___ Data listing ___
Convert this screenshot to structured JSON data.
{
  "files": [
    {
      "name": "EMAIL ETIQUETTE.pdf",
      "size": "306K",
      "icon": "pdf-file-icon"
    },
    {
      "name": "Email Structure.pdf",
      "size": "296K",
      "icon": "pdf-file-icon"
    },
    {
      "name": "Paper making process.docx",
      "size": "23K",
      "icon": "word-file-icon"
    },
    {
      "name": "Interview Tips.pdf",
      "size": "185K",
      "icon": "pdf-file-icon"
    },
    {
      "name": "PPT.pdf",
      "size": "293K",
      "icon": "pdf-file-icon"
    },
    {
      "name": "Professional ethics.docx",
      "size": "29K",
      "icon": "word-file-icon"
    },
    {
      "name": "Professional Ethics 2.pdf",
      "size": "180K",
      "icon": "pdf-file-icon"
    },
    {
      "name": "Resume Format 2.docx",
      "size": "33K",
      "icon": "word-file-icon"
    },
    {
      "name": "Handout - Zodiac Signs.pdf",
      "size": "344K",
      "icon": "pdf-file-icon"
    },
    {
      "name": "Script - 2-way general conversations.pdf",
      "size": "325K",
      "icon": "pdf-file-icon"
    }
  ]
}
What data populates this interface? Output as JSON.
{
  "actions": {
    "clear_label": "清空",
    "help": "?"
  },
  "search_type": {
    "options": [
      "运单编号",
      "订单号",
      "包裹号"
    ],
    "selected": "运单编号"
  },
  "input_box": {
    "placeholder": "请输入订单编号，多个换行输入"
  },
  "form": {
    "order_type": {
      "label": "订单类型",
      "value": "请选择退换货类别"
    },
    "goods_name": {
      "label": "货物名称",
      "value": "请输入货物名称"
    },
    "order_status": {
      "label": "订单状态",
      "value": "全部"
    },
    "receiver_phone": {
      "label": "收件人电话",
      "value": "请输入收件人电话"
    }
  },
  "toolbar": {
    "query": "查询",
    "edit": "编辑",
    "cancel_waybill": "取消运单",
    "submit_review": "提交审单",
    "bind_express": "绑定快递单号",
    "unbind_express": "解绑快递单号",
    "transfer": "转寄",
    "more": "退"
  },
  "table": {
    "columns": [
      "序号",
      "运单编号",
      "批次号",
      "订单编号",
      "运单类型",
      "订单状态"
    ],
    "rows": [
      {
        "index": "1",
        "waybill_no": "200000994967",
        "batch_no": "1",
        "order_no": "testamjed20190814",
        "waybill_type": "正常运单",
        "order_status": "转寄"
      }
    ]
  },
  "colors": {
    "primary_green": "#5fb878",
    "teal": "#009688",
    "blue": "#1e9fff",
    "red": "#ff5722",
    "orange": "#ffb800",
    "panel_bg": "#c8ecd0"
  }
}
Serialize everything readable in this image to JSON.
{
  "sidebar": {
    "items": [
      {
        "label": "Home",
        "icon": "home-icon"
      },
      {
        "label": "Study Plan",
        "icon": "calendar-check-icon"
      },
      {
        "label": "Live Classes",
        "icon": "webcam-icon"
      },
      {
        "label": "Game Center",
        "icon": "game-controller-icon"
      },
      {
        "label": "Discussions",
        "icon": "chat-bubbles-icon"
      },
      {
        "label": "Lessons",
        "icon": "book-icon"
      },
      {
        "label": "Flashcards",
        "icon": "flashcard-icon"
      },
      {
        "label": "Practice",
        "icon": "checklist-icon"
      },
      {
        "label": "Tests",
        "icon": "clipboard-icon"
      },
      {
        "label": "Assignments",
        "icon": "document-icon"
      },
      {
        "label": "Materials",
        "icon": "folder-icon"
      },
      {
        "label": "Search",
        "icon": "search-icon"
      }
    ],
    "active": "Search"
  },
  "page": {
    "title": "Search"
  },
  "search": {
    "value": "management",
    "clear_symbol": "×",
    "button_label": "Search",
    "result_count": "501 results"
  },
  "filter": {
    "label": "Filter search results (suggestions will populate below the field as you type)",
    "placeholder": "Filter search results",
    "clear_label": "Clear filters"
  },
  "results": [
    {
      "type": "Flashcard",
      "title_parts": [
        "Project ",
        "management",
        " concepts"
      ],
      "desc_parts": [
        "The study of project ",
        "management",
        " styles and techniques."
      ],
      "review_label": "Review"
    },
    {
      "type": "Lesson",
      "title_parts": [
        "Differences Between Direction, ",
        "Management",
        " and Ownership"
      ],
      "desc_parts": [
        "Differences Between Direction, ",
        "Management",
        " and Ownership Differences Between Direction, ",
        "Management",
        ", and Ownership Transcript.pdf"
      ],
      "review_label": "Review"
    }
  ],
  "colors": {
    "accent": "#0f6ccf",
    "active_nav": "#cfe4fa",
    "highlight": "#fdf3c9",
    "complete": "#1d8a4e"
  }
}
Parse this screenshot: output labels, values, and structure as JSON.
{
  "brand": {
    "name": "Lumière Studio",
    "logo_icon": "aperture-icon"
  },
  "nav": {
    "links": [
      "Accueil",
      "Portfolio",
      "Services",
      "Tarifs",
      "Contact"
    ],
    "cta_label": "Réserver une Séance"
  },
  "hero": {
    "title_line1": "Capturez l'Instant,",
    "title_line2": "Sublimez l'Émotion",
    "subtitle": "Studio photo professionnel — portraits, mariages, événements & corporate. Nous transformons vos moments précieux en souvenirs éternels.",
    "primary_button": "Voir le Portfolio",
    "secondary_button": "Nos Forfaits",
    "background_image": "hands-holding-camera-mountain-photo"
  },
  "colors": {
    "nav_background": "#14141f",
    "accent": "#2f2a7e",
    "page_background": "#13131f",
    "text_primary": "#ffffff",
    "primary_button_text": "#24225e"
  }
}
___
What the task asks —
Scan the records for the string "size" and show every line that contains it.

Answer below —
      "size": "306K",
      "size": "296K",
      "size": "23K",
      "size": "185K",
      "size": "293K",
      "size": "29K",
      "size": "180K",
      "size": "33K",
      "size": "344K",
      "size": "325K",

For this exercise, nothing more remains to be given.